[Stored items from a collection]
- - -

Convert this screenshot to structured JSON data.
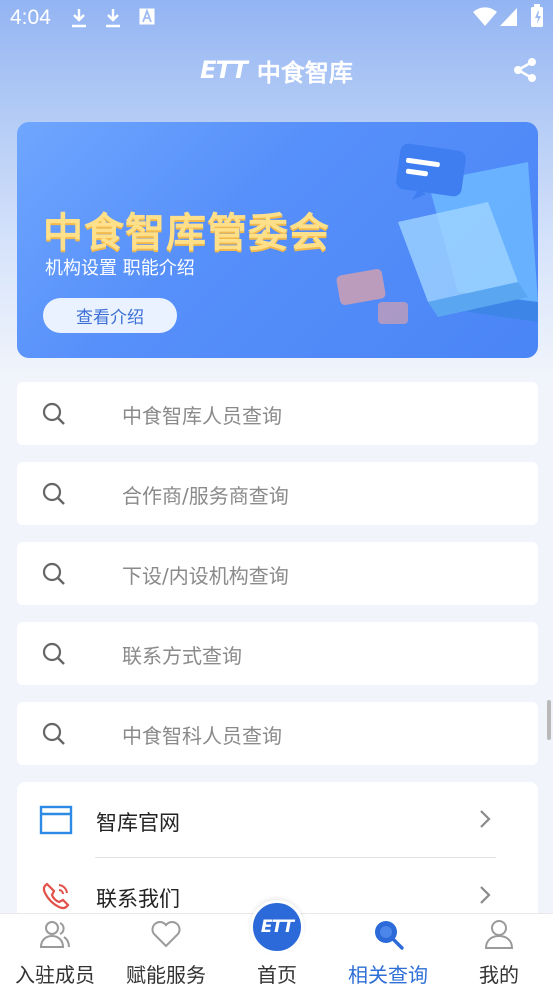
{
  "status_bar": {
    "time": "4:04",
    "icons": [
      "download-icon",
      "download-icon",
      "font-icon",
      "wifi-icon",
      "signal-icon",
      "battery-icon"
    ]
  },
  "header": {
    "logo": "ETT",
    "title": "中食智库",
    "share_icon": "share-icon"
  },
  "banner": {
    "title": "中食智库管委会",
    "subtitle": "机构设置 职能介绍",
    "button_label": "查看介绍"
  },
  "queries": [
    {
      "label": "中食智库人员查询",
      "icon": "search-icon"
    },
    {
      "label": "合作商/服务商查询",
      "icon": "search-icon"
    },
    {
      "label": "下设/内设机构查询",
      "icon": "search-icon"
    },
    {
      "label": "联系方式查询",
      "icon": "search-icon"
    },
    {
      "label": "中食智科人员查询",
      "icon": "search-icon"
    }
  ],
  "links": [
    {
      "label": "智库官网",
      "icon": "browser-window-icon"
    },
    {
      "label": "联系我们",
      "icon": "phone-icon"
    }
  ],
  "bottom_nav": [
    {
      "label": "入驻成员",
      "icon": "members-icon",
      "active": false
    },
    {
      "label": "赋能服务",
      "icon": "heart-icon",
      "active": false
    },
    {
      "label": "首页",
      "icon": "home-logo-icon",
      "active": false,
      "logo": "ETT"
    },
    {
      "label": "相关查询",
      "icon": "query-icon",
      "active": true
    },
    {
      "label": "我的",
      "icon": "profile-icon",
      "active": false
    }
  ],
  "colors": {
    "accent": "#2d6fd6",
    "banner_title": "#ffe08a",
    "phone_icon": "#e2504a"
  }
}
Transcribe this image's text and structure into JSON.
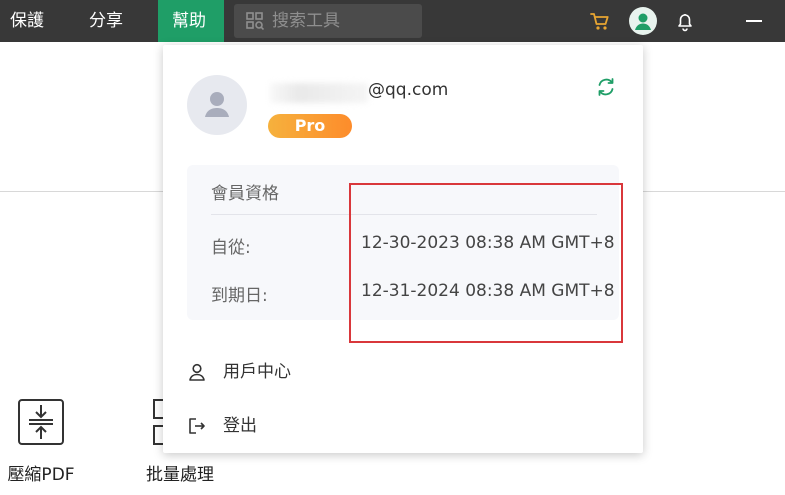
{
  "menu": {
    "protect": "保護",
    "share": "分享",
    "help": "幫助"
  },
  "search": {
    "placeholder": "搜索工具"
  },
  "tools": {
    "compress": "壓縮PDF",
    "batch": "批量處理"
  },
  "account": {
    "email_suffix": "@qq.com",
    "badge": "Pro"
  },
  "membership": {
    "title": "會員資格",
    "from_label": "自從:",
    "from_value": "12-30-2023 08:38 AM GMT+8",
    "until_label": "到期日:",
    "until_value": "12-31-2024 08:38 AM GMT+8"
  },
  "dropdown_menu": {
    "user_center": "用戶中心",
    "logout": "登出"
  },
  "icons": {
    "cart": "cart-icon",
    "avatar": "user-avatar-icon",
    "bell": "bell-icon",
    "minimize": "minimize-icon",
    "refresh": "refresh-icon"
  },
  "colors": {
    "accent": "#1f9e67",
    "highlight": "#d9373b",
    "badge": "#fd8c2b",
    "cart": "#e8a531"
  }
}
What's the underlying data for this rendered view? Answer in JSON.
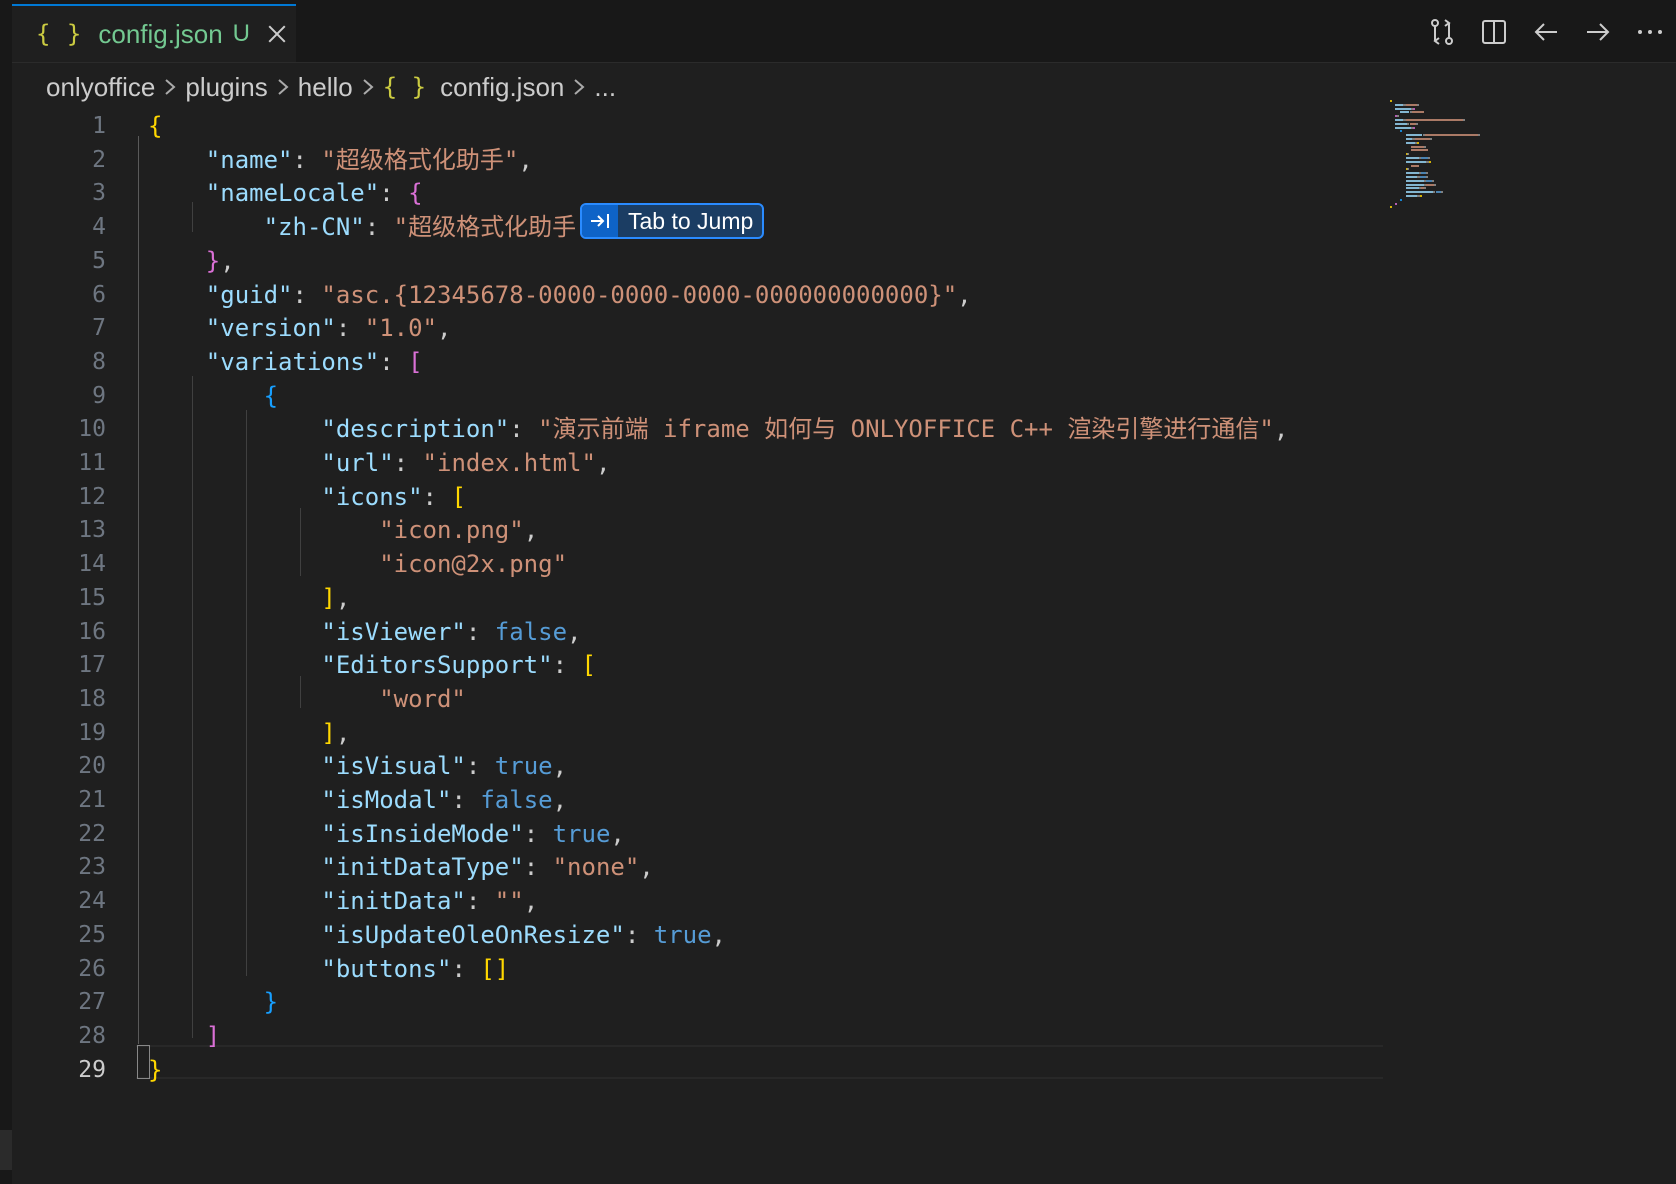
{
  "tab": {
    "icon": "{ }",
    "filename": "config.json",
    "status": "U",
    "icon_name": "json-icon"
  },
  "actions": [
    {
      "icon": "compare-changes-icon"
    },
    {
      "icon": "split-editor-icon"
    },
    {
      "icon": "arrow-left-icon"
    },
    {
      "icon": "arrow-right-icon"
    },
    {
      "icon": "more-actions-icon"
    }
  ],
  "breadcrumb": {
    "items": [
      "onlyoffice",
      "plugins",
      "hello",
      "config.json",
      "..."
    ],
    "file_icon": "{ }"
  },
  "hint": {
    "label": "Tab to Jump",
    "icon": "tab-jump-icon"
  },
  "editor": {
    "current_line": 29,
    "line_numbers": [
      "1",
      "2",
      "3",
      "4",
      "5",
      "6",
      "7",
      "8",
      "9",
      "10",
      "11",
      "12",
      "13",
      "14",
      "15",
      "16",
      "17",
      "18",
      "19",
      "20",
      "21",
      "22",
      "23",
      "24",
      "25",
      "26",
      "27",
      "28",
      "29"
    ],
    "lines": [
      [
        [
          "y",
          "{"
        ]
      ],
      [
        [
          "p",
          "    "
        ],
        [
          "k",
          "\"name\""
        ],
        [
          "p",
          ": "
        ],
        [
          "s",
          "\"超级格式化助手\""
        ],
        [
          "p",
          ","
        ]
      ],
      [
        [
          "p",
          "    "
        ],
        [
          "k",
          "\"nameLocale\""
        ],
        [
          "p",
          ": "
        ],
        [
          "m",
          "{"
        ]
      ],
      [
        [
          "p",
          "        "
        ],
        [
          "k",
          "\"zh-CN\""
        ],
        [
          "p",
          ": "
        ],
        [
          "s",
          "\"超级格式化助手\""
        ]
      ],
      [
        [
          "p",
          "    "
        ],
        [
          "m",
          "}"
        ],
        [
          "p",
          ","
        ]
      ],
      [
        [
          "p",
          "    "
        ],
        [
          "k",
          "\"guid\""
        ],
        [
          "p",
          ": "
        ],
        [
          "s",
          "\"asc.{12345678-0000-0000-0000-000000000000}\""
        ],
        [
          "p",
          ","
        ]
      ],
      [
        [
          "p",
          "    "
        ],
        [
          "k",
          "\"version\""
        ],
        [
          "p",
          ": "
        ],
        [
          "s",
          "\"1.0\""
        ],
        [
          "p",
          ","
        ]
      ],
      [
        [
          "p",
          "    "
        ],
        [
          "k",
          "\"variations\""
        ],
        [
          "p",
          ": "
        ],
        [
          "m",
          "["
        ]
      ],
      [
        [
          "p",
          "        "
        ],
        [
          "bl",
          "{"
        ]
      ],
      [
        [
          "p",
          "            "
        ],
        [
          "k",
          "\"description\""
        ],
        [
          "p",
          ": "
        ],
        [
          "s",
          "\"演示前端 iframe 如何与 ONLYOFFICE C++ 渲染引擎进行通信\""
        ],
        [
          "p",
          ","
        ]
      ],
      [
        [
          "p",
          "            "
        ],
        [
          "k",
          "\"url\""
        ],
        [
          "p",
          ": "
        ],
        [
          "s",
          "\"index.html\""
        ],
        [
          "p",
          ","
        ]
      ],
      [
        [
          "p",
          "            "
        ],
        [
          "k",
          "\"icons\""
        ],
        [
          "p",
          ": "
        ],
        [
          "y",
          "["
        ]
      ],
      [
        [
          "p",
          "                "
        ],
        [
          "s",
          "\"icon.png\""
        ],
        [
          "p",
          ","
        ]
      ],
      [
        [
          "p",
          "                "
        ],
        [
          "s",
          "\"icon@2x.png\""
        ]
      ],
      [
        [
          "p",
          "            "
        ],
        [
          "y",
          "]"
        ],
        [
          "p",
          ","
        ]
      ],
      [
        [
          "p",
          "            "
        ],
        [
          "k",
          "\"isViewer\""
        ],
        [
          "p",
          ": "
        ],
        [
          "b",
          "false"
        ],
        [
          "p",
          ","
        ]
      ],
      [
        [
          "p",
          "            "
        ],
        [
          "k",
          "\"EditorsSupport\""
        ],
        [
          "p",
          ": "
        ],
        [
          "y",
          "["
        ]
      ],
      [
        [
          "p",
          "                "
        ],
        [
          "s",
          "\"word\""
        ]
      ],
      [
        [
          "p",
          "            "
        ],
        [
          "y",
          "]"
        ],
        [
          "p",
          ","
        ]
      ],
      [
        [
          "p",
          "            "
        ],
        [
          "k",
          "\"isVisual\""
        ],
        [
          "p",
          ": "
        ],
        [
          "b",
          "true"
        ],
        [
          "p",
          ","
        ]
      ],
      [
        [
          "p",
          "            "
        ],
        [
          "k",
          "\"isModal\""
        ],
        [
          "p",
          ": "
        ],
        [
          "b",
          "false"
        ],
        [
          "p",
          ","
        ]
      ],
      [
        [
          "p",
          "            "
        ],
        [
          "k",
          "\"isInsideMode\""
        ],
        [
          "p",
          ": "
        ],
        [
          "b",
          "true"
        ],
        [
          "p",
          ","
        ]
      ],
      [
        [
          "p",
          "            "
        ],
        [
          "k",
          "\"initDataType\""
        ],
        [
          "p",
          ": "
        ],
        [
          "s",
          "\"none\""
        ],
        [
          "p",
          ","
        ]
      ],
      [
        [
          "p",
          "            "
        ],
        [
          "k",
          "\"initData\""
        ],
        [
          "p",
          ": "
        ],
        [
          "s",
          "\"\""
        ],
        [
          "p",
          ","
        ]
      ],
      [
        [
          "p",
          "            "
        ],
        [
          "k",
          "\"isUpdateOleOnResize\""
        ],
        [
          "p",
          ": "
        ],
        [
          "b",
          "true"
        ],
        [
          "p",
          ","
        ]
      ],
      [
        [
          "p",
          "            "
        ],
        [
          "k",
          "\"buttons\""
        ],
        [
          "p",
          ": "
        ],
        [
          "y",
          "[]"
        ]
      ],
      [
        [
          "p",
          "        "
        ],
        [
          "bl",
          "}"
        ]
      ],
      [
        [
          "p",
          "    "
        ],
        [
          "m",
          "]"
        ]
      ],
      [
        [
          "y",
          "}"
        ]
      ]
    ]
  }
}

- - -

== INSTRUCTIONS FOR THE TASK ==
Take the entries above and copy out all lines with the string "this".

== RESPONSE ==
Convert this screenshot to structured JSON data.
Transcribe this image's text and structure into JSON.
What's the underlying data for this rendered view? Answer in JSON.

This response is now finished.